- Weighing yourself too often. Awareness of your overall health is important, but when it comes to the scale, it can be too much. When we become too focused on the number, we don’t take into account the fact that the body is designed to fluctuate. “Most people don’t need to get on the scale more than once a week” suggested Zerner. “Just use it as feedback—one of many tools to measure weight gain or weight loss, in addition to how you feel in your clothes, waist measurements, body mass index (BMI), etc.” Using all the tools gives you context. “When we are so focused on the scale, it becomes about the number and not about health, energy and what kind of weight is being lost,” said Zerner. “Those things matter.”
- Putting your health last. Cooper Clinic is all about prevention. Studies are clear — many diseases and health challenges are preventable, especially if they’re detected early. “If you don’t prioritize your health—exercise, eat healthy, have regular check-ups—the consequences are far more severe and harder to unravel,” said Zerner. Take prediabetes, for example. “If we can keep people moving and keep their weight in a healthy place, their chances of prediabetes are slim.” But your health must be a priority to get the most out of prevention.
- Late night snacking. It’s important to understand that late night snacking isn’t unhealthy for everyone. “If you’re within your daily calorie balance, you could have a healthy late night snack. However, more often than not, we’re over eating,” Zerner said. Most people who snack at night aren’t snacking because they’re hungry, but because they are bored or because it’s habitual. Zerner discourages late night snacking because she wants people to be hungry in the morning for breakfast. “Typically late night snacks are not great choices, because we don’t make healthy choices when we are tired,” she said. If late night snacking becomes a habit, it can cause weight gain.
- Not getting enough sleep. If you consistently get less than seven hours of sleep per night, you have a 30 percent greater risk of obesity. The recommendation for adults is seven to eight hours of sleep per night. On the other hand, sleeping too long (10- 11 hours a night) can put you at similar risk of health problems.
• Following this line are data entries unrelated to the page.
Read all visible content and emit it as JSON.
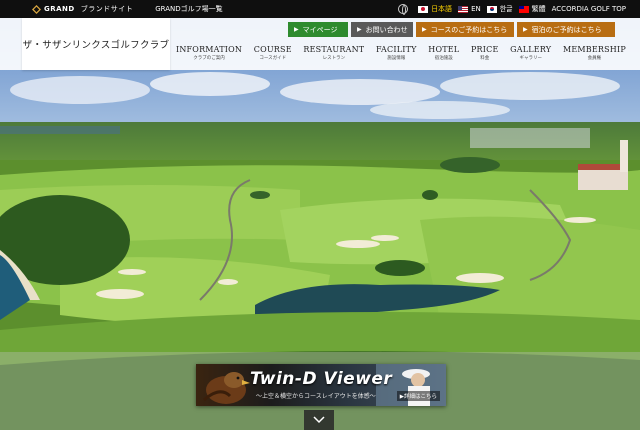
{
  "topbar": {
    "brand": "GRAND",
    "brand_sub": "ブランドサイト",
    "link_list": "GRANDゴルフ場一覧",
    "languages": [
      {
        "label": "日本語",
        "flag": "flag-jp",
        "current": true
      },
      {
        "label": "EN",
        "flag": "flag-us",
        "current": false
      },
      {
        "label": "한글",
        "flag": "flag-kr",
        "current": false
      },
      {
        "label": "繁體",
        "flag": "flag-tw",
        "current": false
      }
    ],
    "accordia": "ACCORDIA GOLF TOP"
  },
  "header": {
    "logo_text": "ザ・サザンリンクスゴルフクラブ",
    "cta": {
      "mypage": "マイページ",
      "contact": "お問い合わせ",
      "course_reserve": "コースのご予約はこちら",
      "hotel_reserve": "宿泊のご予約はこちら"
    },
    "nav": [
      {
        "en": "INFORMATION",
        "jp": "クラブのご案内"
      },
      {
        "en": "COURSE",
        "jp": "コースガイド"
      },
      {
        "en": "RESTAURANT",
        "jp": "レストラン"
      },
      {
        "en": "FACILITY",
        "jp": "施設情報"
      },
      {
        "en": "HOTEL",
        "jp": "宿泊施設"
      },
      {
        "en": "PRICE",
        "jp": "料金"
      },
      {
        "en": "GALLERY",
        "jp": "ギャラリー"
      },
      {
        "en": "MEMBERSHIP",
        "jp": "会員権"
      }
    ]
  },
  "banner": {
    "title": "Twin-D Viewer",
    "subtitle": "〜上空＆横空からコースレイアウトを体感〜",
    "button": "▶詳細はこちら"
  },
  "colors": {
    "green_cta": "#2e8b2e",
    "gray_cta": "#595959",
    "orange_cta": "#b86d12",
    "selected_lang": "#ffd400"
  }
}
- Doing the same workout every day. “About every eight weeks, the human body adapts to what it has been doing consistently for those eight weeks,” explained Zerner. “That’s called fitness.” Getting stuck in a workout routine means your body becomes more efficient at what it is doing, therefore fat burn and muscle build slow down. “You have to be moving forward or else you’ll slide backwards,” Zerner said. Focus on getting FIT—frequency, intensity and time—and change your exercise routine every two or three months.
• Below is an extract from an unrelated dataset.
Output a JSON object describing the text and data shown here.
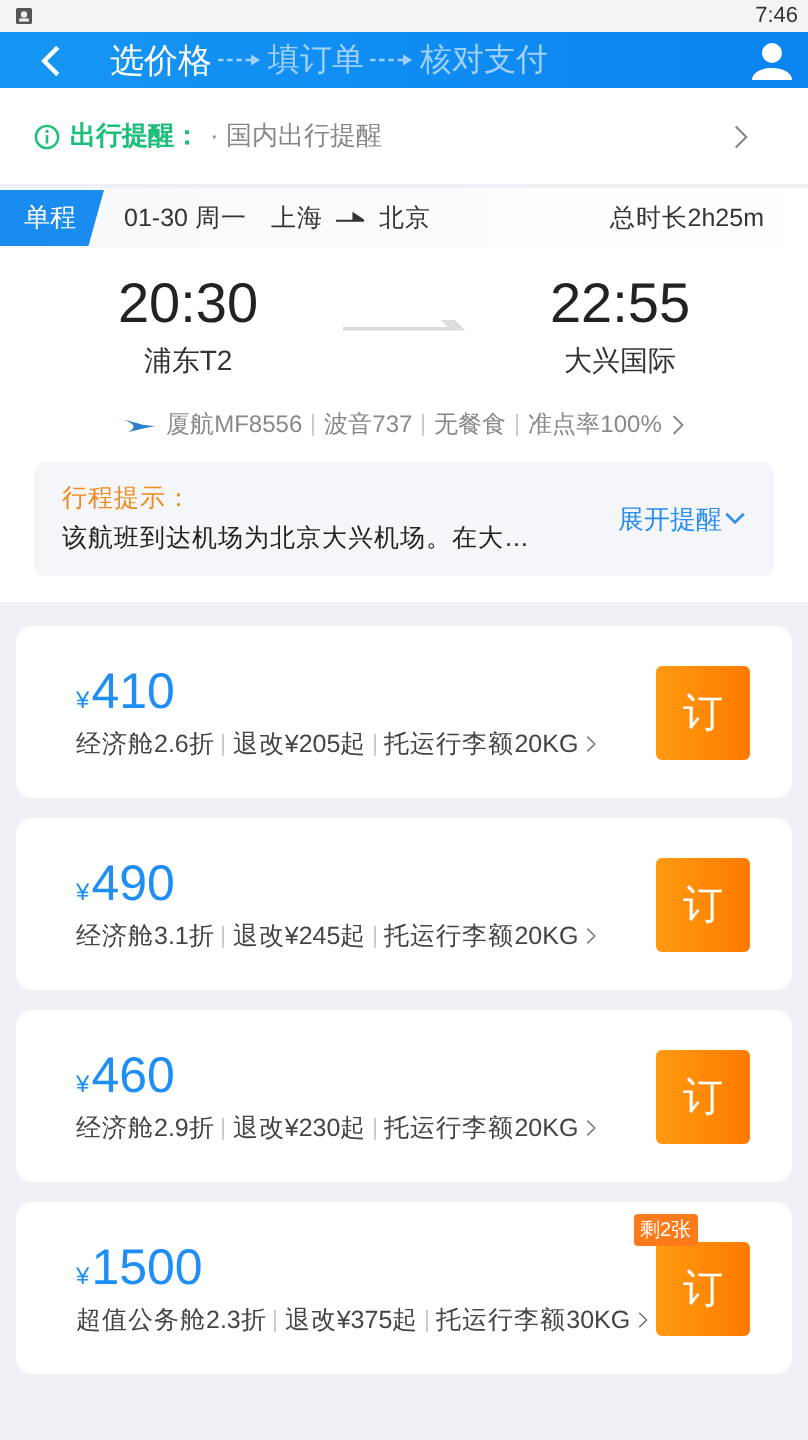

No matter how many of these habits you need to break, don’t let them weigh you down. Every day is new. When you have an “off day,” empower yourself to get up and go again. It may be that you need a different plan, better strategies or more support—but all bad habits can be turned around.
Article provided by Cooper Aerobics Marketing and Communications.